▶ _EXERCISE REQUIREMENTS_:
Please copy out every line in the entries that includes the word "true".

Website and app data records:
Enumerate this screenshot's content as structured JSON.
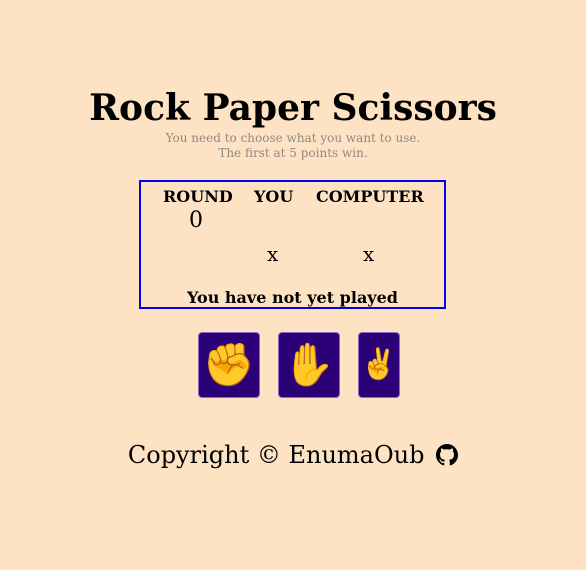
{
  "header": {
    "title": "Rock Paper Scissors",
    "subtitle_line1": "You need to choose what you want to use.",
    "subtitle_line2": "The first at 5 points win."
  },
  "scoreboard": {
    "round_label": "ROUND",
    "you_label": "YOU",
    "computer_label": "COMPUTER",
    "round_value": "0",
    "you_choice": "x",
    "computer_choice": "x",
    "result_message": "You have not yet played"
  },
  "choices": [
    {
      "name": "rock",
      "glyph": "✊",
      "icon": "raised-fist-icon"
    },
    {
      "name": "paper",
      "glyph": "✋",
      "icon": "raised-hand-icon"
    },
    {
      "name": "scissors",
      "glyph": "✌️",
      "icon": "victory-hand-icon"
    }
  ],
  "footer": {
    "copyright": "Copyright © EnumaOub",
    "icon": "github-icon"
  },
  "colors": {
    "background": "#fde3c3",
    "button": "#2c0077",
    "scoreboard_border": "#0000ee",
    "subtitle": "#8f8a85"
  }
}
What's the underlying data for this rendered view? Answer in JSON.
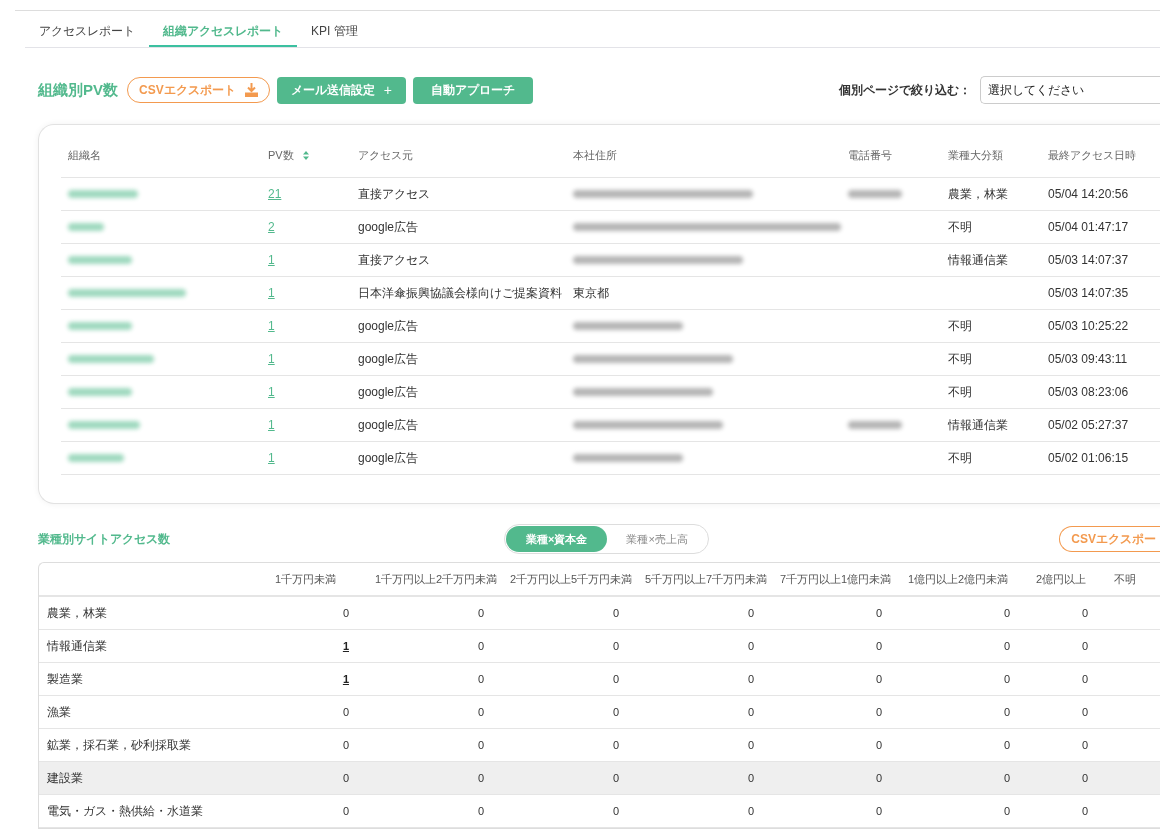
{
  "tabs": [
    {
      "label": "アクセスレポート",
      "selected": false
    },
    {
      "label": "組織アクセスレポート",
      "selected": true
    },
    {
      "label": "KPI 管理",
      "selected": false
    }
  ],
  "pv_section": {
    "title": "組織別PV数",
    "csv_button": "CSVエクスポート",
    "mail_button": "メール送信設定",
    "mail_plus": "+",
    "auto_button": "自動アプローチ",
    "filter_label": "個別ページで絞り込む：",
    "filter_select": {
      "placeholder": "選択してください"
    },
    "columns": [
      "組織名",
      "PV数",
      "アクセス元",
      "本社住所",
      "電話番号",
      "業種大分類",
      "最終アクセス日時"
    ],
    "rows": [
      {
        "name": {
          "kind": "blurred"
        },
        "pv": "21",
        "source": "直接アクセス",
        "address": {
          "kind": "blurred"
        },
        "phone": {
          "kind": "blurred"
        },
        "industry": "農業，林業",
        "last_access": "05/04 14:20:56"
      },
      {
        "name": {
          "kind": "blurred"
        },
        "pv": "2",
        "source": "google広告",
        "address": {
          "kind": "blurred"
        },
        "industry": "不明",
        "last_access": "05/04 01:47:17"
      },
      {
        "name": {
          "kind": "blurred"
        },
        "pv": "1",
        "source": "直接アクセス",
        "address": {
          "kind": "blurred"
        },
        "industry": "情報通信業",
        "last_access": "05/03 14:07:37"
      },
      {
        "name": {
          "kind": "blurred"
        },
        "pv": "1",
        "source": "日本洋傘振興協議会様向けご提案資料",
        "address": {
          "kind": "text",
          "text": "東京都"
        },
        "last_access": "05/03 14:07:35"
      },
      {
        "name": {
          "kind": "blurred"
        },
        "pv": "1",
        "source": "google広告",
        "address": {
          "kind": "blurred"
        },
        "industry": "不明",
        "last_access": "05/03 10:25:22"
      },
      {
        "name": {
          "kind": "blurred"
        },
        "pv": "1",
        "source": "google広告",
        "address": {
          "kind": "blurred"
        },
        "industry": "不明",
        "last_access": "05/03 09:43:11"
      },
      {
        "name": {
          "kind": "blurred"
        },
        "pv": "1",
        "source": "google広告",
        "address": {
          "kind": "blurred"
        },
        "industry": "不明",
        "last_access": "05/03 08:23:06"
      },
      {
        "name": {
          "kind": "blurred"
        },
        "pv": "1",
        "source": "google広告",
        "address": {
          "kind": "blurred"
        },
        "phone": {
          "kind": "blurred"
        },
        "industry": "情報通信業",
        "last_access": "05/02 05:27:37"
      },
      {
        "name": {
          "kind": "blurred"
        },
        "pv": "1",
        "source": "google広告",
        "address": {
          "kind": "blurred"
        },
        "industry": "不明",
        "last_access": "05/02 01:06:15"
      }
    ]
  },
  "industry_section": {
    "title": "業種別サイトアクセス数",
    "toggle": [
      {
        "label": "業種×資本金",
        "selected": true
      },
      {
        "label": "業種×売上高",
        "selected": false
      }
    ],
    "csv_button": "CSVエクスポー",
    "columns": [
      "1千万円未満",
      "1千万円以上2千万円未満",
      "2千万円以上5千万円未満",
      "5千万円以上7千万円未満",
      "7千万円以上1億円未満",
      "1億円以上2億円未満",
      "2億円以上",
      "不明"
    ],
    "rows": [
      {
        "label": "農業，林業",
        "highlighted": false,
        "values": [
          {
            "text": "0",
            "link": false
          },
          {
            "text": "0",
            "link": false
          },
          {
            "text": "0",
            "link": false
          },
          {
            "text": "0",
            "link": false
          },
          {
            "text": "0",
            "link": false
          },
          {
            "text": "0",
            "link": false
          },
          {
            "text": "0",
            "link": false
          }
        ]
      },
      {
        "label": "情報通信業",
        "highlighted": false,
        "values": [
          {
            "text": "1",
            "link": true
          },
          {
            "text": "0",
            "link": false
          },
          {
            "text": "0",
            "link": false
          },
          {
            "text": "0",
            "link": false
          },
          {
            "text": "0",
            "link": false
          },
          {
            "text": "0",
            "link": false
          },
          {
            "text": "0",
            "link": false
          }
        ]
      },
      {
        "label": "製造業",
        "highlighted": false,
        "values": [
          {
            "text": "1",
            "link": true
          },
          {
            "text": "0",
            "link": false
          },
          {
            "text": "0",
            "link": false
          },
          {
            "text": "0",
            "link": false
          },
          {
            "text": "0",
            "link": false
          },
          {
            "text": "0",
            "link": false
          },
          {
            "text": "0",
            "link": false
          }
        ]
      },
      {
        "label": "漁業",
        "highlighted": false,
        "values": [
          {
            "text": "0",
            "link": false
          },
          {
            "text": "0",
            "link": false
          },
          {
            "text": "0",
            "link": false
          },
          {
            "text": "0",
            "link": false
          },
          {
            "text": "0",
            "link": false
          },
          {
            "text": "0",
            "link": false
          },
          {
            "text": "0",
            "link": false
          }
        ]
      },
      {
        "label": "鉱業，採石業，砂利採取業",
        "highlighted": false,
        "values": [
          {
            "text": "0",
            "link": false
          },
          {
            "text": "0",
            "link": false
          },
          {
            "text": "0",
            "link": false
          },
          {
            "text": "0",
            "link": false
          },
          {
            "text": "0",
            "link": false
          },
          {
            "text": "0",
            "link": false
          },
          {
            "text": "0",
            "link": false
          }
        ]
      },
      {
        "label": "建設業",
        "highlighted": true,
        "values": [
          {
            "text": "0",
            "link": false
          },
          {
            "text": "0",
            "link": false
          },
          {
            "text": "0",
            "link": false
          },
          {
            "text": "0",
            "link": false
          },
          {
            "text": "0",
            "link": false
          },
          {
            "text": "0",
            "link": false
          },
          {
            "text": "0",
            "link": false
          }
        ]
      },
      {
        "label": "電気・ガス・熱供給・水道業",
        "highlighted": false,
        "values": [
          {
            "text": "0",
            "link": false
          },
          {
            "text": "0",
            "link": false
          },
          {
            "text": "0",
            "link": false
          },
          {
            "text": "0",
            "link": false
          },
          {
            "text": "0",
            "link": false
          },
          {
            "text": "0",
            "link": false
          },
          {
            "text": "0",
            "link": false
          }
        ]
      }
    ]
  }
}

▶ _WRITTEN ANSWER_:
      "selected": true
        "selected": true
            "link": true
            "link": true
        "highlighted": true,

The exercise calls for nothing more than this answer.